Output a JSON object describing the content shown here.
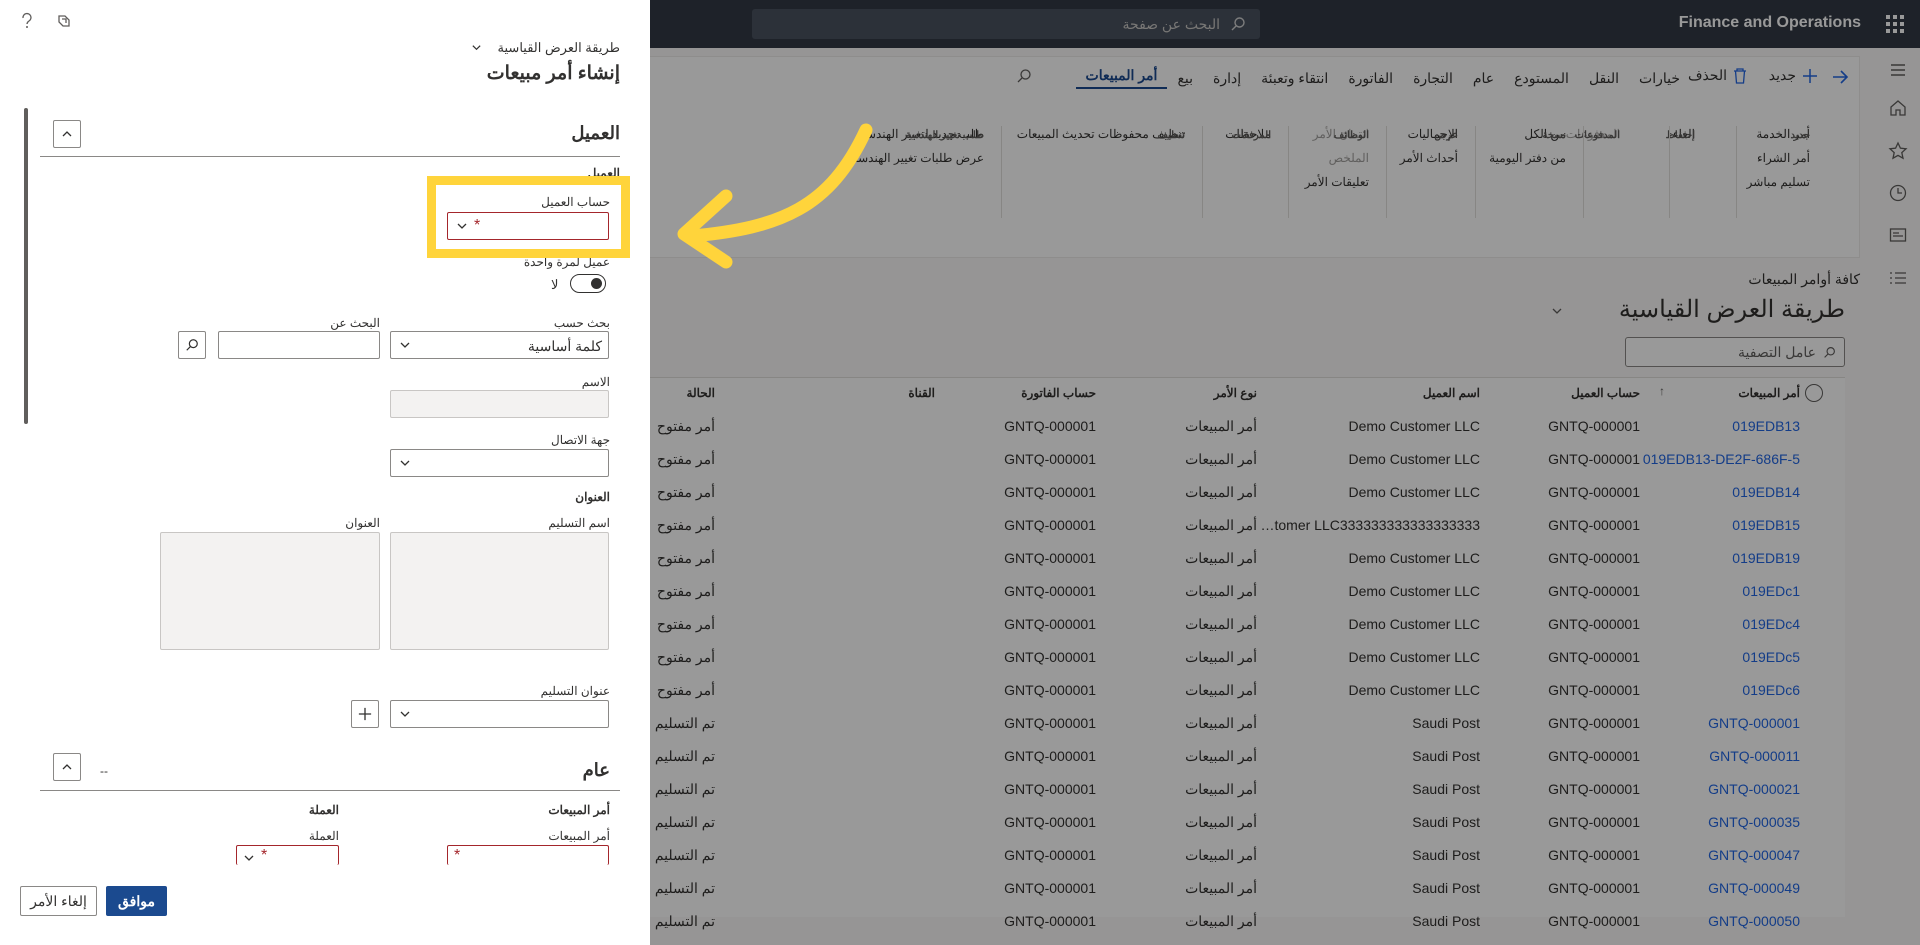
{
  "app": {
    "title": "Finance and Operations",
    "search_placeholder": "البحث عن صفحة"
  },
  "nav_icons": [
    "hamburger-icon",
    "home-icon",
    "star-icon",
    "clock-icon",
    "workspace-icon",
    "list-icon"
  ],
  "toolbar": {
    "back_icon": "back-arrow-icon",
    "new_label": "جديد",
    "delete_label": "الحذف",
    "tabs": [
      "أمر المبيعات",
      "بيع",
      "إدارة",
      "انتقاء وتعبئة",
      "الفاتورة",
      "التجارة",
      "عام",
      "المستودع",
      "النقل",
      "خيارات"
    ]
  },
  "ribbon": {
    "groups": [
      {
        "header": "جديد",
        "items": [
          "أمر الخدمة",
          "أمر الشراء",
          "تسليم مباشر"
        ]
      },
      {
        "header": "احتفاظ",
        "items": [
          "إلغاء"
        ]
      },
      {
        "header": "المدفوعات",
        "items": [
          "المدفوعات"
        ]
      },
      {
        "header": "نسخة",
        "items": [
          "من الكل",
          "من دفتر اليومية"
        ]
      },
      {
        "header": "عرض",
        "items": [
          "الإجماليات",
          "أحداث الأمر"
        ]
      },
      {
        "header": "الوظائف",
        "items": [
          "ائتمان الأمر",
          "الملخص",
          "تعليقات الأمر"
        ]
      },
      {
        "header": "المرفقات",
        "items": [
          "ملاحظات"
        ]
      },
      {
        "header": "تنظيف",
        "items": [
          "تنظيف محفوظات تحديث المبيعات"
        ]
      },
      {
        "header": "طلب تغيير الهندسة",
        "items": [
          "طلب جديد لتغيير الهندسة",
          "عرض طلبات تغيير الهندسة"
        ]
      }
    ]
  },
  "list": {
    "breadcrumb": "كافة أوامر المبيعات",
    "view_title": "طريقة العرض القياسية",
    "filter_placeholder": "عامل التصفية",
    "columns": [
      "أمر المبيعات",
      "حساب العميل",
      "اسم العميل",
      "نوع الأمر",
      "حساب الفاتورة",
      "القناة",
      "الحالة"
    ],
    "rows": [
      [
        "019EDB13",
        "GNTQ-000001",
        "Demo Customer LLC",
        "أمر المبيعات",
        "GNTQ-000001",
        "",
        "أمر مفتوح"
      ],
      [
        "019EDB13-DE2F-686F-5",
        "GNTQ-000001",
        "Demo Customer LLC",
        "أمر المبيعات",
        "GNTQ-000001",
        "",
        "أمر مفتوح"
      ],
      [
        "019EDB14",
        "GNTQ-000001",
        "Demo Customer LLC",
        "أمر المبيعات",
        "GNTQ-000001",
        "",
        "أمر مفتوح"
      ],
      [
        "019EDB15",
        "GNTQ-000001",
        "…tomer LLC333333333333333333",
        "أمر المبيعات",
        "GNTQ-000001",
        "",
        "أمر مفتوح"
      ],
      [
        "019EDB19",
        "GNTQ-000001",
        "Demo Customer LLC",
        "أمر المبيعات",
        "GNTQ-000001",
        "",
        "أمر مفتوح"
      ],
      [
        "019EDc1",
        "GNTQ-000001",
        "Demo Customer LLC",
        "أمر المبيعات",
        "GNTQ-000001",
        "",
        "أمر مفتوح"
      ],
      [
        "019EDc4",
        "GNTQ-000001",
        "Demo Customer LLC",
        "أمر المبيعات",
        "GNTQ-000001",
        "",
        "أمر مفتوح"
      ],
      [
        "019EDc5",
        "GNTQ-000001",
        "Demo Customer LLC",
        "أمر المبيعات",
        "GNTQ-000001",
        "",
        "أمر مفتوح"
      ],
      [
        "019EDc6",
        "GNTQ-000001",
        "Demo Customer LLC",
        "أمر المبيعات",
        "GNTQ-000001",
        "",
        "أمر مفتوح"
      ],
      [
        "GNTQ-000001",
        "GNTQ-000001",
        "Saudi Post",
        "أمر المبيعات",
        "GNTQ-000001",
        "",
        "تم التسليم"
      ],
      [
        "GNTQ-000011",
        "GNTQ-000001",
        "Saudi Post",
        "أمر المبيعات",
        "GNTQ-000001",
        "",
        "تم التسليم"
      ],
      [
        "GNTQ-000021",
        "GNTQ-000001",
        "Saudi Post",
        "أمر المبيعات",
        "GNTQ-000001",
        "",
        "تم التسليم"
      ],
      [
        "GNTQ-000035",
        "GNTQ-000001",
        "Saudi Post",
        "أمر المبيعات",
        "GNTQ-000001",
        "",
        "تم التسليم"
      ],
      [
        "GNTQ-000047",
        "GNTQ-000001",
        "Saudi Post",
        "أمر المبيعات",
        "GNTQ-000001",
        "",
        "تم التسليم"
      ],
      [
        "GNTQ-000049",
        "GNTQ-000001",
        "Saudi Post",
        "أمر المبيعات",
        "GNTQ-000001",
        "",
        "تم التسليم"
      ],
      [
        "GNTQ-000050",
        "GNTQ-000001",
        "Saudi Post",
        "أمر المبيعات",
        "GNTQ-000001",
        "",
        "تم التسليم"
      ]
    ]
  },
  "panel": {
    "view_name": "طريقة العرض القياسية",
    "title": "إنشاء أمر مبيعات",
    "customer_section": "العميل",
    "customer_sub": "العميل",
    "customer_account_label": "حساب العميل",
    "one_time_label": "عميل لمرة واحدة",
    "one_time_value": "لا",
    "search_by_label": "بحث حسب",
    "search_by_value": "كلمة أساسية",
    "search_for_label": "البحث عن",
    "name_label": "الاسم",
    "contact_label": "جهة الاتصال",
    "address_header": "العنوان",
    "delivery_name_label": "اسم التسليم",
    "address_label": "العنوان",
    "delivery_address_label": "عنوان التسليم",
    "general_section": "عام",
    "general_summary": "--",
    "sales_order_header": "أمر المبيعات",
    "currency_header": "العملة",
    "sales_order_label": "أمر المبيعات",
    "currency_label": "العملة",
    "ok_label": "موافق",
    "cancel_label": "إلغاء الأمر",
    "required_mark": "*"
  },
  "colors": {
    "topbar": "#323a45",
    "accent": "#1b4a8f",
    "link": "#2266e3",
    "highlight": "#ffd43b",
    "required": "#a4262c"
  }
}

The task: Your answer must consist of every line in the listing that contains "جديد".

Result:
    "new_label": "جديد",
        "header": "جديد",
          "طلب جديد لتغيير الهندسة",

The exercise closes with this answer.